In the previous blog, I interviewed Dr Janette Minnaar-van Veijeren, founding director of ProEthics (Pty)
Ltd. Today, I share the second part of the interview that deals with the practical aspects of organisational
ethics. During my corporate career as the company secretary of the social and ethics committee and the
chairperson of the ethics task team, I had the privilege of working closely with Dr Minnaar-van Veijeren
as a corporate consultant and can highly recommend the services of ProEthics.
Janette obtained her LLD, LLB and BLC degrees from the University of Pretoria, where she was
admitted as an advocate of the South African High Court in 1991. Her social contributions include
serving as a director on the board of the Ethics Institute, serving as head judge of the South African
Professional Services Awards (SAPSA), mentoring young professionals and many more. As a true
expert in her field, Janette has had the privilege to train the boards of some of the most successful
companies in South Africa.
In this blog, we continue the interview with Janette, drawing on her experiences and perspectives as an
What structures can an organisation use to promote ethical behaviour?
One of the ways to ensure that an ethical culture or a culture of integrity is embedded is to
establish an ethics office in the organisation. The office would be headed up by a chief ethics
officer with assistance from various ethics champions. This office therefore becomes a hub or
centre where employees can seek advice when they face ethical dilemmas. It is vital that the
leadership team is seen as supportive of organisational values and ethical initiatives. It should
support the ethics office financially to, for example, conduct training or to engage the assistance
of external ethics facilitators. The Companies Act and regulations require that organisations with

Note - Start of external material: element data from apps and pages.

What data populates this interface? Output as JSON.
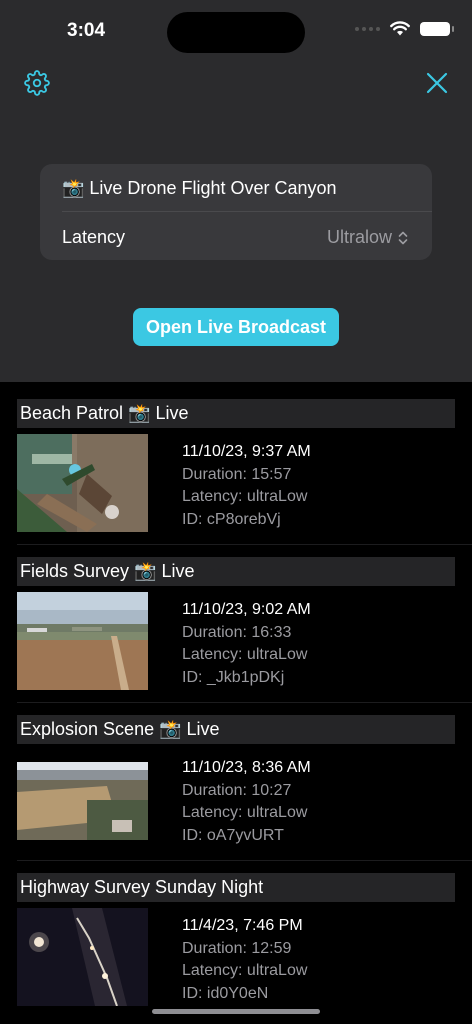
{
  "status_bar": {
    "time": "3:04"
  },
  "header": {
    "settings_icon": "gear-icon",
    "close_icon": "close-icon",
    "accent_color": "#3bc8e3"
  },
  "stream_card": {
    "title": "📸 Live Drone Flight Over Canyon",
    "latency_label": "Latency",
    "latency_value": "Ultralow"
  },
  "broadcast_button": {
    "label": "Open Live Broadcast"
  },
  "recordings": [
    {
      "title": "Beach Patrol 📸 Live",
      "date": "11/10/23, 9:37 AM",
      "duration": "Duration: 15:57",
      "latency": "Latency: ultraLow",
      "id": "ID: cP8orebVj"
    },
    {
      "title": "Fields Survey 📸 Live",
      "date": "11/10/23, 9:02 AM",
      "duration": "Duration: 16:33",
      "latency": "Latency: ultraLow",
      "id": "ID: _Jkb1pDKj"
    },
    {
      "title": "Explosion Scene 📸 Live",
      "date": "11/10/23, 8:36 AM",
      "duration": "Duration: 10:27",
      "latency": "Latency: ultraLow",
      "id": "ID: oA7yvURT"
    },
    {
      "title": "Highway Survey Sunday Night",
      "date": "11/4/23, 7:46 PM",
      "duration": "Duration: 12:59",
      "latency": "Latency: ultraLow",
      "id": "ID: id0Y0eN"
    }
  ]
}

a turnover of more than R500 million per annum or more than 500 staff members establish a
social and ethics committee. This is a board committee that is responsible for initiating and
reporting on the ethics initiatives taken by the company.
Mention some of the elements or steps of an ethics management programme or an action plan.
This is the practical side of ethics management. Ethical leadership teams often get stuck with the
challenge of how to institutionalise ethics in the workplace. Other questions are, for example –
do we have properly constituted values and do our staff members know what the values mean
in daily work life? The chosen organisational values should be formalised in such a way that the
company would be proud to share the document (ethics statement) with staff and external
The next step is to implement the values. This happens when the organisation starts with ethics
awareness training and value-based decision-making training. Third parties or high-risk business
partners could be included in the training. This will set a clear tone of what the expected
standard ethical behaviour is in the organisation.
What other steps can be taken to build a culture of integrity?
Another step of encouraging ethical behaviour is to reward good ethical behaviour, to ensure
that those who are seen to be ethical are the ones who reap the benefits. Apply ethics screening
or integrity testing in the employment process. This will attract employees who share the same
values. Where there are ethical failures, the company must commit to taking disciplinary action.
It must correct wrongful behaviour to demonstrate its commitment to ethical behaviour. A
company can also use ethics surveys or health assessments to ascertain what the true state of
its ethical culture is.
Finally, continuously communicate your ethical standards. Ethics training is not a once-off event.
There must be a constant message from leadership that it is committed to create and maintain
a culture of integrity to benefit internal and external stakeholders.
How do you motivate your co-workers/staff/team members to adhere to ethical regulations?
By rewarding them, but also making sure that failures will have negative consequences. Most of
all, set the right example, irrespective of your seniority or rank.
If you want to build an ethical culture, ProEthics can assist you with a wide range of ethics services
such as ethics surveys, ethics investigations, and the implementation of ethical policies and frameworks.
Okina can assist with setting up a social and ethics committee, relevant task teams, the drafting of
agendas, checklists, terms of reference and committee administration. For more information, you can
contact Janette on www.proethics.co.za and Okina on www.okinacosec.co.za or
I hope that we have inspired you to embrace and implement ethics in your organisation.